But when you’re a freelancer, you’re on your own, bub. As in, you NEVER leave the office and there’s no one to pick up your slack but yourself. You work when you’re sick, when you’re bored, when family members are sick and bored. You work even when you’re not working, because there are a hundred and one details which need to be taken care of running a business and there’s only you. When you’re not working, you’re looking for work, because while some months are flush, others you’re dodging disconnect notices because that’s just how it is. You’re always trying to think five steps ahead, even at 1 o’clock in the morning and you’ve just gotten to bed and supposed to be sleeping, having completed one deadline when you have to get up at 5AM because there’s another deadline to meet.
And that’s not to mention I have the same daily chores to complete that you do. Like laundry, or dishes, or shopping, or paying bills. I still have to scoop out the cat box, clean out the refrigerator, mop and vacuum floors. Worry about my kids. Carve out even a tiny bit of time for some kind of social life so I don’t turn into that crazy lady with the insane cat who never leaves her house and can’t talk to humans. I, too, have to deal with people knocking on my door wanting to save my soul. (I usually use a voodoo doll. What do you use?)
Not that there aren’t any perks, because there certainly are. But you know what? I’d trade working in pajamas for medical coverage; I might even consider trading in eating breakfast, lunch, and dinner at my desk for a total weekend off with no worries and no deadlines and a regular infusion of cash into my bank account. But then again, probably not. Why? Because I love what I do and I know the deal.

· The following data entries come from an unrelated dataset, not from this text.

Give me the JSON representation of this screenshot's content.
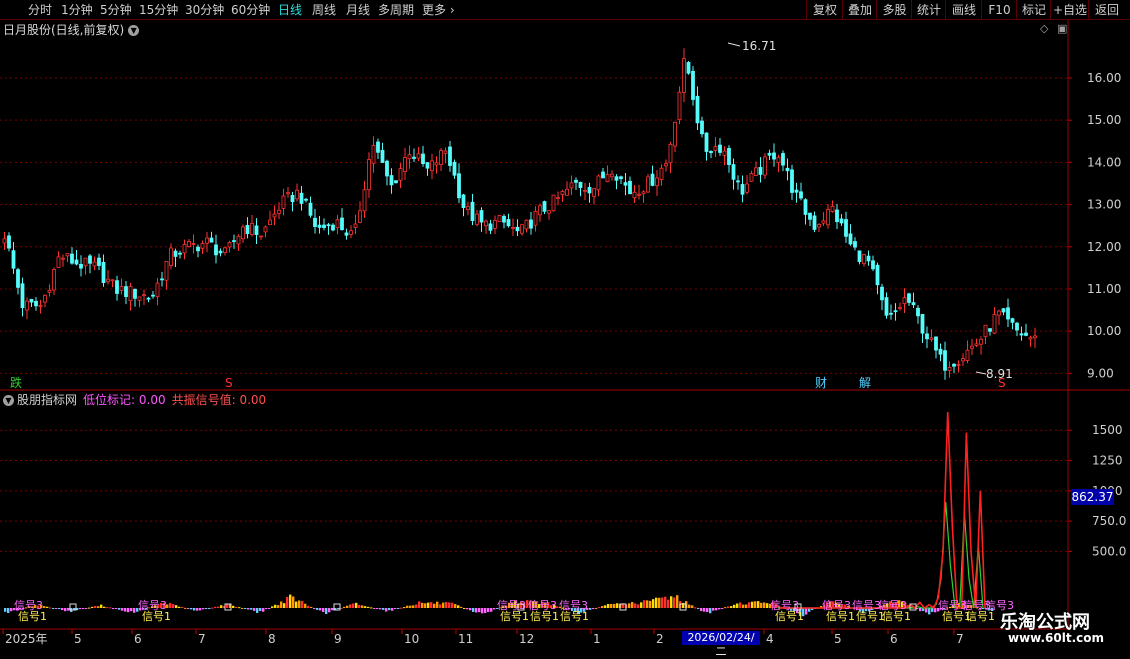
{
  "toolbar": {
    "periods": [
      "分时",
      "1分钟",
      "5分钟",
      "15分钟",
      "30分钟",
      "60分钟",
      "日线",
      "周线",
      "月线",
      "多周期",
      "更多"
    ],
    "active_period": "日线",
    "buttons": [
      "复权",
      "叠加",
      "多股",
      "统计",
      "画线",
      "F10",
      "标记",
      "+自选",
      "返回"
    ]
  },
  "main_chart": {
    "title": "日月股份(日线,前复权)",
    "high_label": "16.71",
    "low_label": "8.91",
    "markers": [
      {
        "text": "跌",
        "color": "#30d030"
      },
      {
        "text": "S",
        "color": "#ff3030"
      },
      {
        "text": "财",
        "color": "#50d0ff"
      },
      {
        "text": "解",
        "color": "#50d0ff"
      },
      {
        "text": "S",
        "color": "#ff3030"
      }
    ]
  },
  "indicator": {
    "name": "股朋指标网",
    "low_mark_label": "低位标记: 0.00",
    "resonance_label": "共振信号值: 0.00",
    "current_value": "862.37",
    "signal_text": "信号",
    "signal_labels": [
      "信号3",
      "信号3",
      "信号3",
      "信号3",
      "信号3",
      "信号3",
      "信号3",
      "信号3",
      "信号3",
      "信号3",
      "信号3",
      "信号3"
    ],
    "signal_sub": [
      "信号1",
      "信号1",
      "信号1",
      "信号1",
      "信号1",
      "信号1",
      "信号1",
      "信号1",
      "信号1",
      "信号1",
      "信号1"
    ]
  },
  "axis": {
    "date_labels": [
      "2025年",
      "5",
      "6",
      "7",
      "8",
      "9",
      "10",
      "11",
      "12",
      "1",
      "2",
      "4",
      "5",
      "6",
      "7"
    ],
    "cursor_date": "2026/02/24/二"
  },
  "watermark": {
    "title": "乐淘公式网",
    "url": "www.60lt.com"
  },
  "colors": {
    "up": "#ff3232",
    "down": "#54fcfc",
    "grid": "#7a0000",
    "text": "#c8c8c8",
    "accent": "#28e0e0"
  },
  "chart_data": {
    "type": "candlestick",
    "y_ticks": [
      "16.00",
      "15.00",
      "14.00",
      "13.00",
      "12.00",
      "11.00",
      "10.00",
      "9.00"
    ],
    "ylim": [
      8.7,
      16.9
    ],
    "indicator_ticks": [
      "1500",
      "1250",
      "1000",
      "750.0",
      "500.0"
    ],
    "indicator_ylim": [
      0,
      1700
    ],
    "close_anchors": [
      12.3,
      10.6,
      10.6,
      11.8,
      11.6,
      11.5,
      11.0,
      10.9,
      10.8,
      11.8,
      12.0,
      12.1,
      11.8,
      12.5,
      12.3,
      13.0,
      13.3,
      12.4,
      12.6,
      12.2,
      14.5,
      13.4,
      14.3,
      13.8,
      14.3,
      12.9,
      12.5,
      12.6,
      12.3,
      12.8,
      13.1,
      13.5,
      13.4,
      13.9,
      13.3,
      13.5,
      14.0,
      16.5,
      14.3,
      14.4,
      13.3,
      13.8,
      14.3,
      13.2,
      12.5,
      12.9,
      12.0,
      11.6,
      10.2,
      10.8,
      10.0,
      9.2,
      9.4,
      9.8,
      10.4,
      10.0,
      9.8
    ],
    "osc_anchors": [
      -0.6,
      0.4,
      -0.4,
      0.3,
      -0.5,
      0.6,
      -0.3,
      0.4,
      -0.5,
      1.2,
      -0.6,
      0.5,
      -0.4,
      0.6,
      0.5,
      -0.7,
      0.7,
      0.6,
      -0.5,
      0.4,
      0.6,
      1.4,
      -0.6,
      0.5,
      0.7,
      -0.8,
      0.8,
      -0.5,
      0.9,
      -0.7,
      0.6,
      -0.4
    ],
    "resonance_series": [
      0,
      0,
      0,
      0,
      0,
      0,
      0,
      0,
      0,
      0,
      0,
      0,
      0,
      0,
      0,
      0,
      0,
      0,
      0,
      0,
      0,
      0,
      0,
      0,
      0,
      0,
      0,
      0,
      60,
      0,
      80,
      0,
      60,
      0,
      120,
      500,
      1650,
      700,
      0,
      0,
      1480,
      500,
      0,
      1000,
      0
    ]
  }
}
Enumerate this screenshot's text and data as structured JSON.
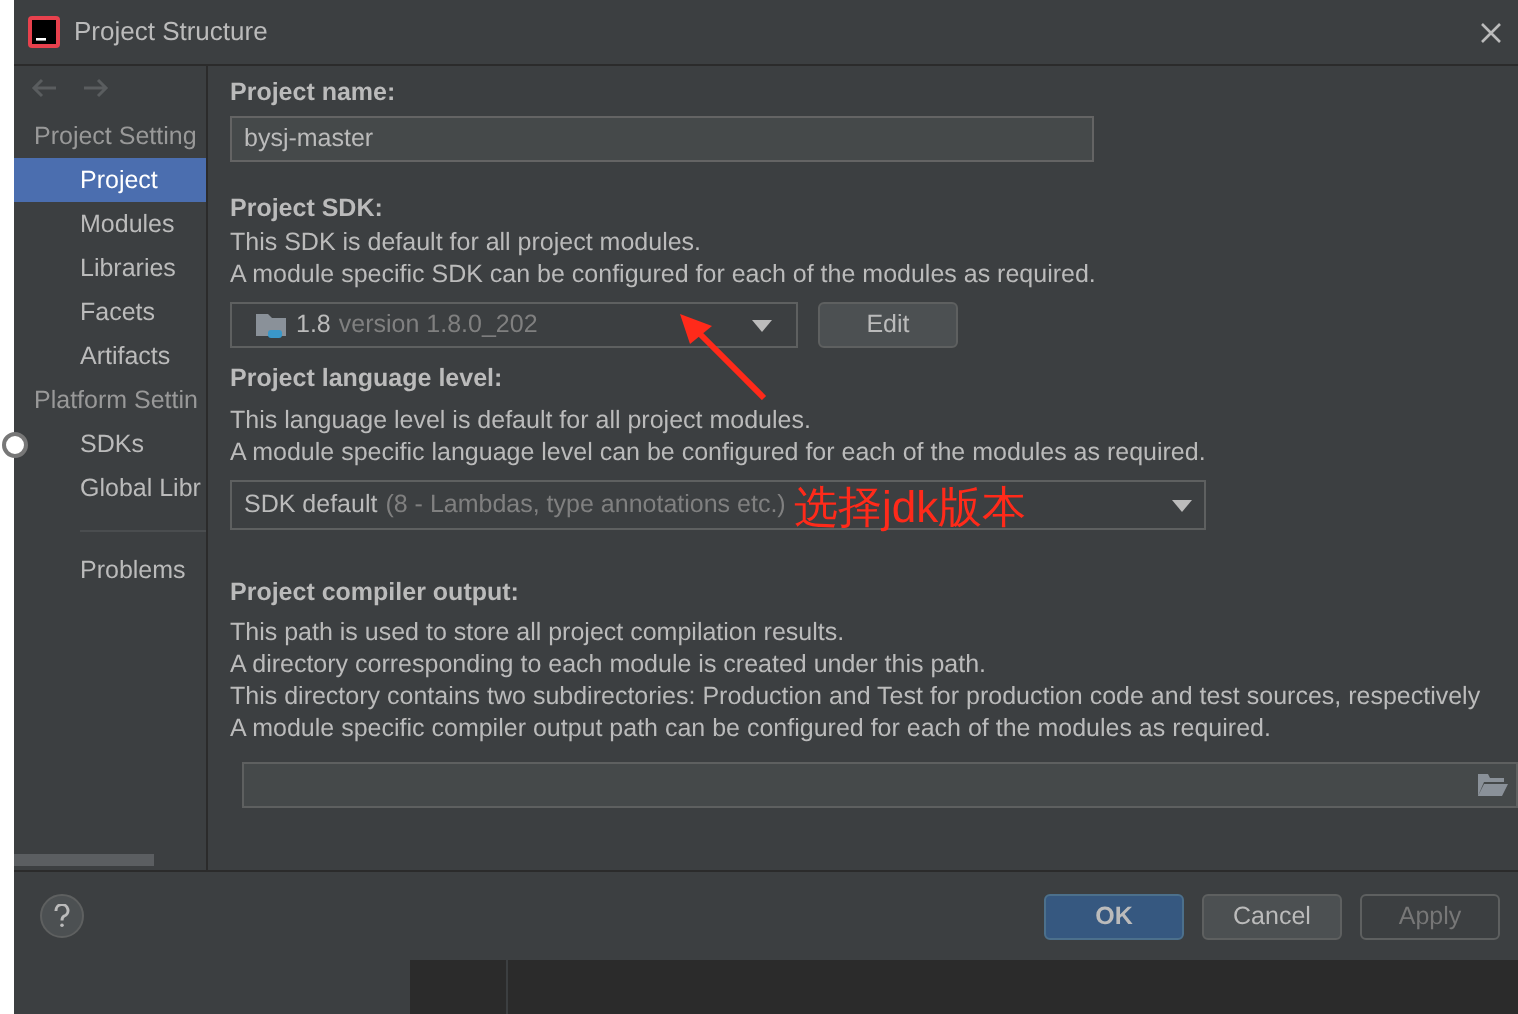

What you don’t realize, Mr. Camel, is I have EARNED my job position. I have paid my dues. I have worked hard, and so has every successful freelancer I’ve ever met, to build something from the ground up, using all those years of being a cubicle monkey, burger-flipper, ass-wiper, etc. to learn as much as I could in order to apply it to my job today. This wasn’t handed to me on a silver platter — I EARNED IT, and so has every other freelancer. And I can guarantee you I put in more hours in the course of a week than you probably do in a month. (Okay, my math might be a little off, but you get the point.)
It takes a lot of guts to work as a freelancer, Mr. Camel. It’s scary. There is no safety net. It also takes a lot of self-discipline, passion, and sweat. Sometimes blood is involved, and most definitely tears. And I don’t think you realize the perks you seem to covet are not the perks which make it all worth it. Perks like producing a stellar product all on your own; perks like satisfied clients with whom you forge amazing relationships. Yes, I can take twenty minutes and indulge my obsession with Words With Friends (but don’t pretend you don’t do the same thing in your little cubicle, I’ve seen you, and QAT is not a real word!) and that certainly is a perk, but for the most part, you are absolutely 100% correct about one thing….
I am lucky. I love my job. And that, my friend, is the best perk of all.